(Dataset rows describing interfaces)
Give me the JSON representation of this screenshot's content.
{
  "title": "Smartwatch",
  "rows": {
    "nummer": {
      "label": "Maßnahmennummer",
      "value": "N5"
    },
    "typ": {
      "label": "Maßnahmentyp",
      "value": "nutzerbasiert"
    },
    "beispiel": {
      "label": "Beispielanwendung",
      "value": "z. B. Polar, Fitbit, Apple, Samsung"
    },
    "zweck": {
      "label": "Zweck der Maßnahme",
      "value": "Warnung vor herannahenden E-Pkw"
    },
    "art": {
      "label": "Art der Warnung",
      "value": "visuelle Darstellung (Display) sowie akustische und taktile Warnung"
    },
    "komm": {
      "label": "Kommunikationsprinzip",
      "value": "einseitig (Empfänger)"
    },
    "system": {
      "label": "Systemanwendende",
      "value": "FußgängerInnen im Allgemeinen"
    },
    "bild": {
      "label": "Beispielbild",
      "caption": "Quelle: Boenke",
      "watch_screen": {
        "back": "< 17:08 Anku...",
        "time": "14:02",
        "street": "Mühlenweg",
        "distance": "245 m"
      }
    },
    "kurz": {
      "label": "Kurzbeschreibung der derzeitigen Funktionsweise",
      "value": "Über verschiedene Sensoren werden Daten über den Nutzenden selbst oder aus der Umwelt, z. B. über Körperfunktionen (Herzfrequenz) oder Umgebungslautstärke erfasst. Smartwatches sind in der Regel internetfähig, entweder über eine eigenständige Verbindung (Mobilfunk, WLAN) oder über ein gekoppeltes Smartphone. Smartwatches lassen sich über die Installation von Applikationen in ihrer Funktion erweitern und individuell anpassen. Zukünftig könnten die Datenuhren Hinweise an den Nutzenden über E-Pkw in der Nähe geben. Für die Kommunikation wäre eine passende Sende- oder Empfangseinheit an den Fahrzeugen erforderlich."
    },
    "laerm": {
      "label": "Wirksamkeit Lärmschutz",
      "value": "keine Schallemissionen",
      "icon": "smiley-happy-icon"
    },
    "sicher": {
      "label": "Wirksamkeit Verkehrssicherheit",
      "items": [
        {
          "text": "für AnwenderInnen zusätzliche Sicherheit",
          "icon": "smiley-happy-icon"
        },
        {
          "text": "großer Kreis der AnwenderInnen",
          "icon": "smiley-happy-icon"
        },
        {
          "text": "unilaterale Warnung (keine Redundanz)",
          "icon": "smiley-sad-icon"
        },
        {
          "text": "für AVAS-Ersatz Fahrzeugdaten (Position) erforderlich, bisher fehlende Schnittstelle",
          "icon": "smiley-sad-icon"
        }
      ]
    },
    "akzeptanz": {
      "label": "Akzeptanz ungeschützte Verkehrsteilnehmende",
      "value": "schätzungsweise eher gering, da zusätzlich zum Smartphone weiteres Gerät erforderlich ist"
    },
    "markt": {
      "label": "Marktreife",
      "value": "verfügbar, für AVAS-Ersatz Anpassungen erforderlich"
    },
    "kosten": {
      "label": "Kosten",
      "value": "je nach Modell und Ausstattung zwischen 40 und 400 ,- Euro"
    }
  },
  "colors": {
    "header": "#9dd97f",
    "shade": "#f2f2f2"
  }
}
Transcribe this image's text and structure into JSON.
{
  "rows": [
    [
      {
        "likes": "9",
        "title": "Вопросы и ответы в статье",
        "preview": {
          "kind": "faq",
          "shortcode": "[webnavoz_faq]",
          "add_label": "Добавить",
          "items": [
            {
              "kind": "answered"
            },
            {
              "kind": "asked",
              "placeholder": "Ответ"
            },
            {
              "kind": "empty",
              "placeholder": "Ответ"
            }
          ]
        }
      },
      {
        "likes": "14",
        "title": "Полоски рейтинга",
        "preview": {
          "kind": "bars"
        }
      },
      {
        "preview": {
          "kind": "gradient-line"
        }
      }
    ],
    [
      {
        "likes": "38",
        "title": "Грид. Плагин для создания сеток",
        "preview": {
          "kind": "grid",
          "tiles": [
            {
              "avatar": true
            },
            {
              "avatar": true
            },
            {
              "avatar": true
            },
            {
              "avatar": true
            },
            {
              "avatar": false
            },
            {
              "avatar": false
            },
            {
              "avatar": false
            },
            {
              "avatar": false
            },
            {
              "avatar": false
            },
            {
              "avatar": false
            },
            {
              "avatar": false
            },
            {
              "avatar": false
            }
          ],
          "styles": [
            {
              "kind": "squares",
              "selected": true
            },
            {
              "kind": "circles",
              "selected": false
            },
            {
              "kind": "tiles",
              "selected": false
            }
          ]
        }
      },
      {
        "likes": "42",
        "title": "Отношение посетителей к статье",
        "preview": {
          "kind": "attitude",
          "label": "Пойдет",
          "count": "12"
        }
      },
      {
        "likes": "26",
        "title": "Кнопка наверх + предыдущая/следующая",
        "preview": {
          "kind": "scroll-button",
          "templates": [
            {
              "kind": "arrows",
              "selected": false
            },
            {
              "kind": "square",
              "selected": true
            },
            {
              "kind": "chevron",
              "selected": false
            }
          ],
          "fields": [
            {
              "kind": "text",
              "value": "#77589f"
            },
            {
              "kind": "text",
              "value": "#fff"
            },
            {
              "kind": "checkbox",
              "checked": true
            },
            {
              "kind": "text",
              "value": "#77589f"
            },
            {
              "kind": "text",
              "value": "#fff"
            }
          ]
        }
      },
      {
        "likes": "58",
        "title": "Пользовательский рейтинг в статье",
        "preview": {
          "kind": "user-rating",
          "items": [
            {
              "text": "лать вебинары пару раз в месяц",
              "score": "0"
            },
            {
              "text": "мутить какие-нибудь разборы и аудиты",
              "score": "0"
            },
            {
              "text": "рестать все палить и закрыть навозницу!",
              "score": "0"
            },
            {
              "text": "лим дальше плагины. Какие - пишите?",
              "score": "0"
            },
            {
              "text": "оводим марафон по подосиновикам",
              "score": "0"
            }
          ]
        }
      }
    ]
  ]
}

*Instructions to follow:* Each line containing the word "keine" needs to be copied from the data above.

*Response to this exercise:*
      "value": "keine Schallemissionen",
          "text": "unilaterale Warnung (keine Redundanz)",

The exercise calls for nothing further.